Dataset rows for apps and sites
◇ ◇ ◇ ◇ ◇ ◇ ◇
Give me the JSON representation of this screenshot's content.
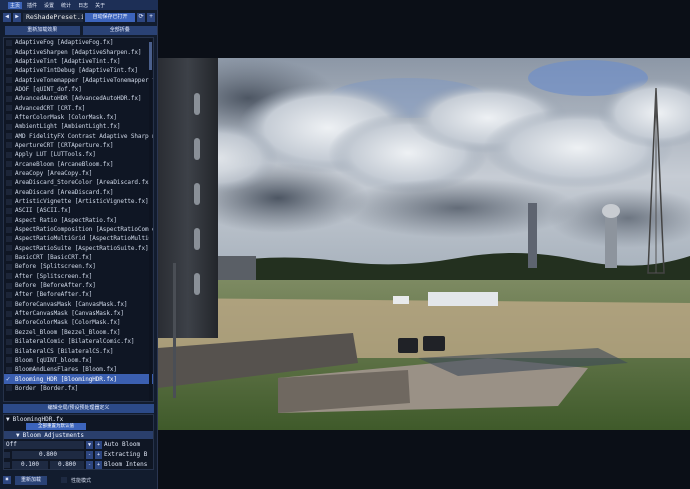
{
  "menu": {
    "items": [
      "主页",
      "插件",
      "设置",
      "统计",
      "日志",
      "关于"
    ]
  },
  "preset": {
    "prev_icon": "◀",
    "next_icon": "▶",
    "name": "ReShadePreset.ini",
    "save_label": "自动保存已打开",
    "reload_icon": "⟳",
    "add_icon": "+"
  },
  "actions": {
    "reload_effects": "重新加载效果",
    "collapse_all": "全部折叠"
  },
  "effects": [
    "AdaptiveFog [AdaptiveFog.fx]",
    "AdaptiveSharpen [AdaptiveSharpen.fx]",
    "AdaptiveTint [AdaptiveTint.fx]",
    "AdaptiveTintDebug [AdaptiveTint.fx]",
    "AdaptiveTonemapper [AdaptiveTonemapper.fx]",
    "ADOF [qUINT_dof.fx]",
    "AdvancedAutoHDR [AdvancedAutoHDR.fx]",
    "AdvancedCRT [CRT.fx]",
    "AfterColorMask [ColorMask.fx]",
    "AmbientLight [AmbientLight.fx]",
    "AMD FidelityFX Contrast Adaptive Sharpening",
    "ApertureCRT [CRTAperture.fx]",
    "Apply LUT [LUTTools.fx]",
    "ArcaneBloom [ArcaneBloom.fx]",
    "AreaCopy [AreaCopy.fx]",
    "AreaDiscard_StoreColor [AreaDiscard.fx]",
    "AreaDiscard [AreaDiscard.fx]",
    "ArtisticVignette [ArtisticVignette.fx]",
    "ASCII [ASCII.fx]",
    "Aspect Ratio [AspectRatio.fx]",
    "AspectRatioComposition [AspectRatioComposition.fx]",
    "AspectRatioMultiGrid [AspectRatioMultiGrid.fx]",
    "AspectRatioSuite [AspectRatioSuite.fx]",
    "BasicCRT [BasicCRT.fx]",
    "Before [Splitscreen.fx]",
    "After [Splitscreen.fx]",
    "Before [BeforeAfter.fx]",
    "After [BeforeAfter.fx]",
    "BeforeCanvasMask [CanvasMask.fx]",
    "AfterCanvasMask [CanvasMask.fx]",
    "BeforeColorMask [ColorMask.fx]",
    "Bezzel_Bloom [Bezzel_Bloom.fx]",
    "BilateralComic [BilateralComic.fx]",
    "BilateralCS [BilateralCS.fx]",
    "Bloom [qUINT_bloom.fx]",
    "BloomAndLensFlares [Bloom.fx]",
    "Blooming_HDR [BloomingHDR.fx]",
    "Border [Border.fx]"
  ],
  "effects_state": {
    "checked_index": 36,
    "check_glyph": "✓"
  },
  "splitter_label": "编辑全局/预设预处理器定义",
  "params": {
    "file_name": "BloomingHDR.fx",
    "file_toggle": "▼",
    "reset_label": "全部重置为默认值",
    "category_toggle": "▼",
    "category_label": "Bloom Adjustments",
    "auto_bloom_value": "Off",
    "auto_bloom_label": "Auto Bloom",
    "extracting_value": "0.800",
    "extracting_label": "Extracting B",
    "intensity_value_1": "0.100",
    "intensity_value_2": "0.800",
    "intensity_label": "Bloom Intens",
    "minus_glyph": "-",
    "plus_glyph": "+",
    "dropdown_glyph": "▼"
  },
  "bottom": {
    "icon": "✖",
    "reload_label": "重新加载",
    "perf_label": "性能模式"
  },
  "colors": {
    "menu_bg": "#1d2f56",
    "accent": "#3c64bc",
    "panel_bg": "#121c2e",
    "selected_row": "#3b5fb0"
  }
}
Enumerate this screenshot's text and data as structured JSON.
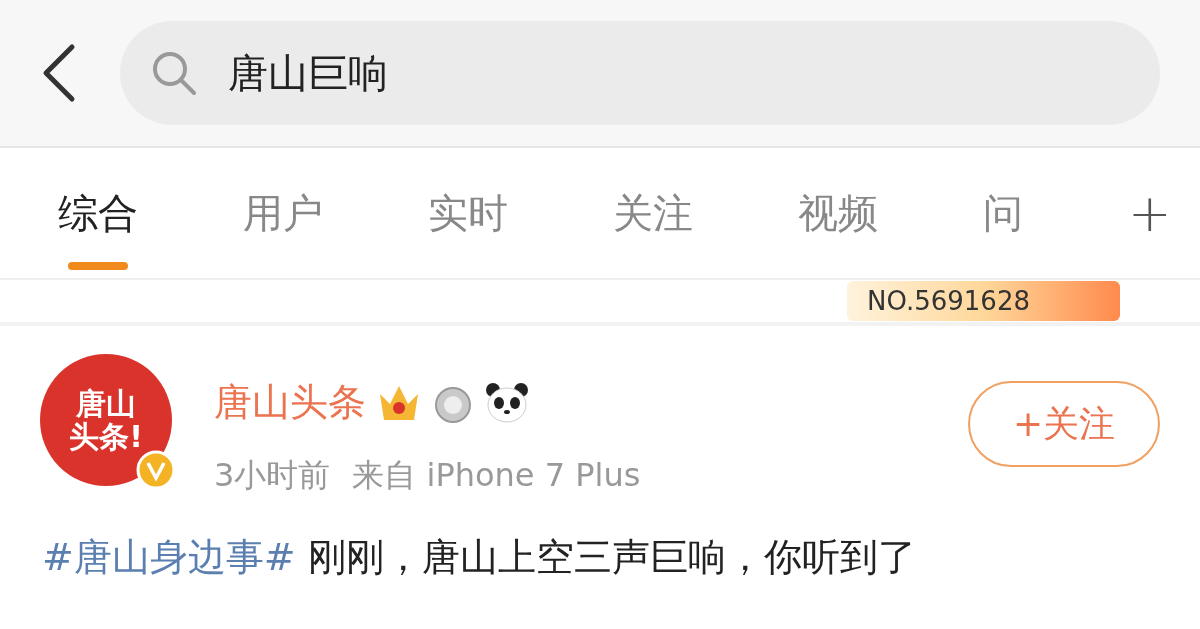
{
  "search": {
    "value": "唐山巨响"
  },
  "tabs": [
    {
      "label": "综合",
      "selected": true
    },
    {
      "label": "用户",
      "selected": false
    },
    {
      "label": "实时",
      "selected": false
    },
    {
      "label": "关注",
      "selected": false
    },
    {
      "label": "视频",
      "selected": false
    },
    {
      "label": "问",
      "selected": false
    }
  ],
  "tabs_add": "+",
  "prev_card": {
    "badge": "NO.5691628"
  },
  "post": {
    "author": "唐山头条",
    "avatar_text": "唐山头条!",
    "time": "3小时前",
    "source": "来自 iPhone 7 Plus",
    "follow_button": "+关注",
    "hashtag": "#唐山身边事#",
    "text": "刚刚，唐山上空三声巨响，你听到了"
  }
}
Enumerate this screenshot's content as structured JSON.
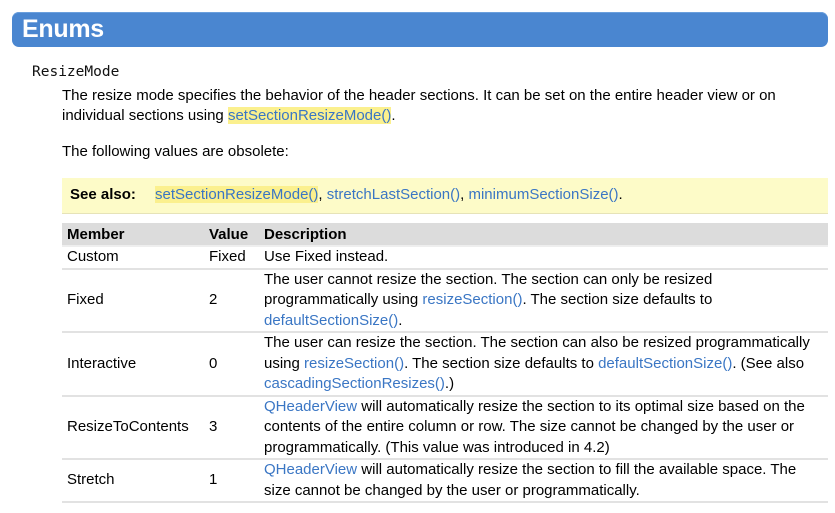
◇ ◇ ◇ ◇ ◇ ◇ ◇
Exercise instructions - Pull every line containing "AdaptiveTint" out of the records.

Exercise output -
    "AdaptiveTint [AdaptiveTint.fx]",
    "AdaptiveTintDebug [AdaptiveTint.fx]",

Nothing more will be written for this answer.